My question though is where does that leave the upper management and CEO of the company?

What most people fail to realize is that professional coaches and league commissioners are making just as much, if not more, than some of these players. Now in an industry like the NFL or MLB that comes as no shock because again, these are multi-billion dollar businesses; but what about college sports?

The highest paid public employee are college coaches in 39 out of the 50 states. The highest paid public employee in the United States is Alabama’s head football coach, Nick Saban. With a winning record and a football team that is the pride of Alabama, Saban rakes in a cool $7.09 million per year. To put that into perspective, most governors of states only average $137,415, and according to the Associated Press, Alabama’s own governor, although not required to, doesn’t collect a salary.

When you take a look at the expenses of a college football team, like Alabama, compared to revenue gained, it is easy to see why Saban is paid so much.

Alicia Jessup, a contributor for Forbes, showed this comparison in an August 2013 article. Alabama spent $36.9 million that year, but brought in $82 million. Alabama was only topped by the University of Michigan and the University of Texas who spent less ($23.6 million and $25.9million respectively )and brought in more ($85.2 million and $103.8 million). Both of these team’s coaches are their state’s highest paid public employees as well.

Not all of this money comes from the government though. In a September 2016 article from 24/7 WallSt., Evan Comen said:, “The revenue stream from highly lucrative TV and other media deals and the fact that college athletes are not paid largely explain the exorbitant salaries for coaches.”

I’m guilty of watching college football every Saturday during the season, and I own gear from at least three different colleges, so again, I, as well as other fans, are still a part of the reason these coaches get paid so much.

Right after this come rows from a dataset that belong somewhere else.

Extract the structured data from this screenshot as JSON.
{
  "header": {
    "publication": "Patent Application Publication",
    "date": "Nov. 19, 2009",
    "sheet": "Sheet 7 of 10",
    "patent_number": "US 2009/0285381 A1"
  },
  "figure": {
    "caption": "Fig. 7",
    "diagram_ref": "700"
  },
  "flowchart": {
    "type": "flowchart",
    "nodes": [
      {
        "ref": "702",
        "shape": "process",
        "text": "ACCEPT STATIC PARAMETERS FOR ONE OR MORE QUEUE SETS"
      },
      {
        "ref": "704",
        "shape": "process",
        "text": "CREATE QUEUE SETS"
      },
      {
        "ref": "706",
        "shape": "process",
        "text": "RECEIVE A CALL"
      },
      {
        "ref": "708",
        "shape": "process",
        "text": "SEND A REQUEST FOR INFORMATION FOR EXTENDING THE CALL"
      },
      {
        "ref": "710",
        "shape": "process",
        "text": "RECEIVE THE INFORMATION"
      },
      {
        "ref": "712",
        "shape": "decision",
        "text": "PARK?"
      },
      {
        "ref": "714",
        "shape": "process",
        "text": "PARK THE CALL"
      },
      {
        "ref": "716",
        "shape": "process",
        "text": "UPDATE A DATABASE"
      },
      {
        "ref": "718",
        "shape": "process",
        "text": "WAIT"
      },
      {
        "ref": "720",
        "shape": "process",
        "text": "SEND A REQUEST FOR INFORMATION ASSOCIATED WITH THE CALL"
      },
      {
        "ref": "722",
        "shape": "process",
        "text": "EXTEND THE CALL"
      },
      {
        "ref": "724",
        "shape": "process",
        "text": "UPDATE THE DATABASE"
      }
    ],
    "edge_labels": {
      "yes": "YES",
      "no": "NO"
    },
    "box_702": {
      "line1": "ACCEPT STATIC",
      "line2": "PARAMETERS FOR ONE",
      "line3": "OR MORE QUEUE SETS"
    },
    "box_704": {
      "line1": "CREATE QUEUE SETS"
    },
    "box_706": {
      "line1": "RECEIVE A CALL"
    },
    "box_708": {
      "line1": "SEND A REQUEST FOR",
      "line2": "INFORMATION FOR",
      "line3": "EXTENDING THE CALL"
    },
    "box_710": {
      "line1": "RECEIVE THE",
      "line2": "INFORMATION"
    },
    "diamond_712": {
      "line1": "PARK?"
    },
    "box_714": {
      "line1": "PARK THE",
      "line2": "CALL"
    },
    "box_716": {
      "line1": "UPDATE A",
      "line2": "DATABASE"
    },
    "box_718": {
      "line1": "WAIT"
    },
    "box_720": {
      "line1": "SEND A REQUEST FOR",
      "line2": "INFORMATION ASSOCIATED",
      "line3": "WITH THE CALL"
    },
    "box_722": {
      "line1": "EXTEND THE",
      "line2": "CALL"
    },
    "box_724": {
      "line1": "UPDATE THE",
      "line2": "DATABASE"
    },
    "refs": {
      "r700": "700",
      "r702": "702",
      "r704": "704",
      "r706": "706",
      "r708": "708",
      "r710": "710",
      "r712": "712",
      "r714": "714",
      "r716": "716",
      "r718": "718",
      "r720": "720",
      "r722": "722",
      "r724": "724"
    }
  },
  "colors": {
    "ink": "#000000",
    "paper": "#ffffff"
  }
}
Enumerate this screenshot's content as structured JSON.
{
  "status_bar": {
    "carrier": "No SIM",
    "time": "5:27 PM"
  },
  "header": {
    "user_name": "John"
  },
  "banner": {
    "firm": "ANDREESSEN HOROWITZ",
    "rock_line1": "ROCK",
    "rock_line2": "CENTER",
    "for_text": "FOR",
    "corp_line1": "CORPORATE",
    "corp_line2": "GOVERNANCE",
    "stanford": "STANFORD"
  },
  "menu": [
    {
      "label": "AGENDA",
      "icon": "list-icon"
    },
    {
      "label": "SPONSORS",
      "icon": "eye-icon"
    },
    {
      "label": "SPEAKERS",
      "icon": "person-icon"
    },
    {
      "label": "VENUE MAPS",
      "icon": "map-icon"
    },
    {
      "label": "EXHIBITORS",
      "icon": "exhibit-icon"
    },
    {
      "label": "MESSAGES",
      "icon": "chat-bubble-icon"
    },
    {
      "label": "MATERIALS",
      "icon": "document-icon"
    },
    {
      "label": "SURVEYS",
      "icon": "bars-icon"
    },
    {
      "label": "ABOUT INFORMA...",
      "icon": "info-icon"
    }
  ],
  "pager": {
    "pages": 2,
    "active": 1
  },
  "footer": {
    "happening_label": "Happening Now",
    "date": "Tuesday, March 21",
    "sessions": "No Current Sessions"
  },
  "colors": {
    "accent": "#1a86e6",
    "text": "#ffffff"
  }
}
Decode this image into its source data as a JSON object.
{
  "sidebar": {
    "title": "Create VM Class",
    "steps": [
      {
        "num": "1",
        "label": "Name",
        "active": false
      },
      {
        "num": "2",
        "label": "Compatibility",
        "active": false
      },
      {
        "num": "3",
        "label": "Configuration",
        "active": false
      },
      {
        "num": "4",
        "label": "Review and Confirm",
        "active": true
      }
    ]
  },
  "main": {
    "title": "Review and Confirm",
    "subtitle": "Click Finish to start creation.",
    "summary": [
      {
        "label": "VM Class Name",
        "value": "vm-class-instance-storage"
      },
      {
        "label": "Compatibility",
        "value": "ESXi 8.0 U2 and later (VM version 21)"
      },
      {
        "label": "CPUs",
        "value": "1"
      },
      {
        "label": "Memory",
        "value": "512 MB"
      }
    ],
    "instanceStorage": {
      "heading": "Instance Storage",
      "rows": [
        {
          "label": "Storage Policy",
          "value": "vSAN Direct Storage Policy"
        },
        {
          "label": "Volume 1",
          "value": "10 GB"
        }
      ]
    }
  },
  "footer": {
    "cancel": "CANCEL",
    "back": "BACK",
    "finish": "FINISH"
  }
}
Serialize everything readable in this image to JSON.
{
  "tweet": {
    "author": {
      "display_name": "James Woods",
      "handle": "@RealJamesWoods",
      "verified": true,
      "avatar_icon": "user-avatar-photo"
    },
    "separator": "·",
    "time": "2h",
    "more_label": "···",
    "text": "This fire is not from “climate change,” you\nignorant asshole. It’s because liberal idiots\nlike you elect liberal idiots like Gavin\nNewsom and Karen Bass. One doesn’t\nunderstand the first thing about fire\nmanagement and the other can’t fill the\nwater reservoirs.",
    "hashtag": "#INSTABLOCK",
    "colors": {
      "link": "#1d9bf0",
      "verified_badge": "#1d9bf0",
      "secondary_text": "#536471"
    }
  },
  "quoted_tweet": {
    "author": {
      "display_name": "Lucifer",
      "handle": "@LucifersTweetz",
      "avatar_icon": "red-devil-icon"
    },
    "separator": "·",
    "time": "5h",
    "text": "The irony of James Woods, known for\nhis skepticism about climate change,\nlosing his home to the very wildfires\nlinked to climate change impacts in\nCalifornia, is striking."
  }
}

Professional athletes and coaches have been paid lucrative salaries for years. Of course it seems crazy that a player or a coach would make more money than a doctor, lawyer, fireman, police officer, teacher, or even our president. But as fans and consumers, we keep putting the money in their pockets. We keep returning to our favorite spot on the couch, with our good friends and our usual game-day snacks every week just to watch Tom Brady throw that touchdown, LeBron James hit that three-pointer, Anthony Rizzo hit that home run , and Patrick Kane to score that goal.

Until we as fans decide to give up on our teams, they will continue to help these players make this type of money.

But as long as they keep playing, I’ll keep paying.